The Co-operative Bank turned away about £10m of business on ethical grounds last year, it has revealed, refusing dozens of companies that did not stand up to its screening tests.
More than half of those turned away were refused on grounds of environmental concerns, mainly the levels of pollution generated by the businesses.
About a fifth of companies were refused because of their neglect of animal welfare, while a further 20 per cent were turned away over human rights abuses.
Although the bank refused to reveal any names, it said one company which makes sporrans was refused because of its use of fox pelts, while a shoe manufacturer was also turned away because of its use of animal fur on some of the boots it manufactures.
Craig Shannon, the Co-op bank's director of business management, said the company had become ever more rigorous in applying its screens.
"This analysis demonstrates that we are prepared to turn away business for ethical reasons in line with our customers' concerns," he said. "Despite this scrutiny, the bank's corporate business goes from strength to strength.

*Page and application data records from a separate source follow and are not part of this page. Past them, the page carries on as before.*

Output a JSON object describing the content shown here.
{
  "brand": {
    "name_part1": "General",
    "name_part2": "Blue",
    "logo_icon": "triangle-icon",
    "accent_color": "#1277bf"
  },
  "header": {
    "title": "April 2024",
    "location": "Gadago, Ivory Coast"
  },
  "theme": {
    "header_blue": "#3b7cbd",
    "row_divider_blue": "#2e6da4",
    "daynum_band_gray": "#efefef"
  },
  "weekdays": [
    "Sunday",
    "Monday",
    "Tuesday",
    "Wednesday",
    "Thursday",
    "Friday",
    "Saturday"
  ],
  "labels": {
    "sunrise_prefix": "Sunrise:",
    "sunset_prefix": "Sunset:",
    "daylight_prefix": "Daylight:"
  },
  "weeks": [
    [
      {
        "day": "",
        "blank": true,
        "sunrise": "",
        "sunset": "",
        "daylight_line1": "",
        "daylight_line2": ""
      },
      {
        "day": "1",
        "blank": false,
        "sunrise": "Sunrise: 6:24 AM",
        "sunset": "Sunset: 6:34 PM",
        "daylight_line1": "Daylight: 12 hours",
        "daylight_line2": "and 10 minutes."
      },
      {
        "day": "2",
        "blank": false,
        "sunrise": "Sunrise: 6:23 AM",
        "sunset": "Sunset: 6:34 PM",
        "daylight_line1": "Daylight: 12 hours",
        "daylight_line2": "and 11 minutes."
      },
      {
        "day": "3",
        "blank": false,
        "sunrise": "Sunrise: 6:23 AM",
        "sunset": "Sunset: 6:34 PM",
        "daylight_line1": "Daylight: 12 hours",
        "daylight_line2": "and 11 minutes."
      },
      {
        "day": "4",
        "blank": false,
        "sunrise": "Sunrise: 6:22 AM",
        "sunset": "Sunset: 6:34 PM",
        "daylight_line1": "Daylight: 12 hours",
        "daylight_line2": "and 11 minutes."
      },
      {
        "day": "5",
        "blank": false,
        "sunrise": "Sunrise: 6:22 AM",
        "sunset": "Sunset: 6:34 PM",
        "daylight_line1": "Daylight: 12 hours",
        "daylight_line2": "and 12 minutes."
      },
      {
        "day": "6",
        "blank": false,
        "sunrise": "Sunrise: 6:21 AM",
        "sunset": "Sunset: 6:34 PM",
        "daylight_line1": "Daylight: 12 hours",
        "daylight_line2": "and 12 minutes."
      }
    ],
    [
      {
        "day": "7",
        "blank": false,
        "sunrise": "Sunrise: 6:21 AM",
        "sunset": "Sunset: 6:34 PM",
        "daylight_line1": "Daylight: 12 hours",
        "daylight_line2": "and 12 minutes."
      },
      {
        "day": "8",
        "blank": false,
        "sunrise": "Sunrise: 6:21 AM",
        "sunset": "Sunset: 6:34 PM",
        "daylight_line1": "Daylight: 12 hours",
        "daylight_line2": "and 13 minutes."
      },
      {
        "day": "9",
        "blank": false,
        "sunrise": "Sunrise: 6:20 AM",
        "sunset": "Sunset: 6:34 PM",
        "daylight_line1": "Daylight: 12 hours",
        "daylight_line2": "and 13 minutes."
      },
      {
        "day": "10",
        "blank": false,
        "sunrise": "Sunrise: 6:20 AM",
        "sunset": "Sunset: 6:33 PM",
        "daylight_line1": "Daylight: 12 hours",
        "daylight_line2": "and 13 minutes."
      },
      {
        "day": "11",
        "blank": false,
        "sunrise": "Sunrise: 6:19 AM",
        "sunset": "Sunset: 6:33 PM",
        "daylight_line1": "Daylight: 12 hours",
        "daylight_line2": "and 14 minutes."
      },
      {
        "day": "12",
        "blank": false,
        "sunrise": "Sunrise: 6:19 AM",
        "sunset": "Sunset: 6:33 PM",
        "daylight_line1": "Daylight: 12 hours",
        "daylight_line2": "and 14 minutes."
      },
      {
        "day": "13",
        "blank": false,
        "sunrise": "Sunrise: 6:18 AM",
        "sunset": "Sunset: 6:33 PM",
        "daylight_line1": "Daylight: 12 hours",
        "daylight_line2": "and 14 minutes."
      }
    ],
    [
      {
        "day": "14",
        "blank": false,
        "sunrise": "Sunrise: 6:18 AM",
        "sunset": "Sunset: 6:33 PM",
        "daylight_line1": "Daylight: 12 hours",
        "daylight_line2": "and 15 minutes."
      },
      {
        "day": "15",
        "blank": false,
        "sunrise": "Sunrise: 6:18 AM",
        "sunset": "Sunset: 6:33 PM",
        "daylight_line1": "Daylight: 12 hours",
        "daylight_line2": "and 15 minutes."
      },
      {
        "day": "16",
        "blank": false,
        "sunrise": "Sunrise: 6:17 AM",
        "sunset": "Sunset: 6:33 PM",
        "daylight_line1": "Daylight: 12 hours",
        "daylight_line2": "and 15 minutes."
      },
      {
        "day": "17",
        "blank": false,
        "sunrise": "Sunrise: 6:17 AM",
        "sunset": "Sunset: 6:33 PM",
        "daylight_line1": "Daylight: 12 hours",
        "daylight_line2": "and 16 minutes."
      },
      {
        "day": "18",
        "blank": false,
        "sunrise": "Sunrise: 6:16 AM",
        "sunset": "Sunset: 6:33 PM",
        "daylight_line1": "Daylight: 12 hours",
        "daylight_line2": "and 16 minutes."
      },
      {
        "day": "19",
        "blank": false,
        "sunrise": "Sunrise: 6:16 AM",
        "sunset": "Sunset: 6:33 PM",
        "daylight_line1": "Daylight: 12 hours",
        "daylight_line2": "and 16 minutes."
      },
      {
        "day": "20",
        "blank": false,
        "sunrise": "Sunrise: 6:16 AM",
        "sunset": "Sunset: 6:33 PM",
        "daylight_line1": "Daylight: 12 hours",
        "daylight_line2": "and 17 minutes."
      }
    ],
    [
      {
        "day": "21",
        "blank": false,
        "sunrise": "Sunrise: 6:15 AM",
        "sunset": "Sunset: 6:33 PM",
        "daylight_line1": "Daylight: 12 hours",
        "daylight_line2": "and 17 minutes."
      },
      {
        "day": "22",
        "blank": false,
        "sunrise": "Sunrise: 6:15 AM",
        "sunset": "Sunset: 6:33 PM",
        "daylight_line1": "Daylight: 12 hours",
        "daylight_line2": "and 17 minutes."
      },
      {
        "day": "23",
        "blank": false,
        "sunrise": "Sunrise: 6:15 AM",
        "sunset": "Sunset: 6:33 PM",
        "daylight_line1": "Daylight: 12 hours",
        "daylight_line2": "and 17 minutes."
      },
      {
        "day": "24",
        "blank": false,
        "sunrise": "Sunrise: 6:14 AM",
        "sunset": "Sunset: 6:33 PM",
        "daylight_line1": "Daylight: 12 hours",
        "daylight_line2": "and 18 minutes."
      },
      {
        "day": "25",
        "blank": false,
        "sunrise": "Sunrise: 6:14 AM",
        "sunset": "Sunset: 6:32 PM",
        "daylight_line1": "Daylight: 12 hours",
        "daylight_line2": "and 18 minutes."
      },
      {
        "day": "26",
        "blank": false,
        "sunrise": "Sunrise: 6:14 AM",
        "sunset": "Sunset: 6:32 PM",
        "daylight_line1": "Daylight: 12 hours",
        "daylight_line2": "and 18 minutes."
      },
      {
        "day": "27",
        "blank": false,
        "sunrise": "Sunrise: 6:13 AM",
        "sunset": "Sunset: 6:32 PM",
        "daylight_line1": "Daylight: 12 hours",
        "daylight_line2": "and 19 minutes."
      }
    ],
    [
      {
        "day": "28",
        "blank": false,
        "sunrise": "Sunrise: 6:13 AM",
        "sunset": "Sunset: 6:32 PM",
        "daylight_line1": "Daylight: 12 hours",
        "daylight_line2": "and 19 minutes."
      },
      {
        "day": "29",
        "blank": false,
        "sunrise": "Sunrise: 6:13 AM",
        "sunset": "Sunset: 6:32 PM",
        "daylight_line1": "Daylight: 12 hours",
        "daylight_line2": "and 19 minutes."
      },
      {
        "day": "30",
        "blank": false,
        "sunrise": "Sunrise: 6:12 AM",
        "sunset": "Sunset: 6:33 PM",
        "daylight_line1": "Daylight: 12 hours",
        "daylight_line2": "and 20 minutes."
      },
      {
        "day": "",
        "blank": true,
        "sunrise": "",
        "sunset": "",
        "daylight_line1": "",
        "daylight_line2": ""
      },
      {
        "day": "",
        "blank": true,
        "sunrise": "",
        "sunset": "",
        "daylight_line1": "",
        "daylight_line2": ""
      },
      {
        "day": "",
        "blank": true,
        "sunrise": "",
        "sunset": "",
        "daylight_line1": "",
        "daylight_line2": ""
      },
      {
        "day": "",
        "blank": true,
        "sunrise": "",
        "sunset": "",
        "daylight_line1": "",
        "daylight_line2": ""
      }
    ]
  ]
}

"When we launched our ethical stance back in 1992, its initial appeal was very much to individual customers who wanted to know what happened to their money while it was in the bank. Now, 14 years on, a quarter of the bank's corporate customers join us because we are prepared to turn away certain sorts of business."Reuse content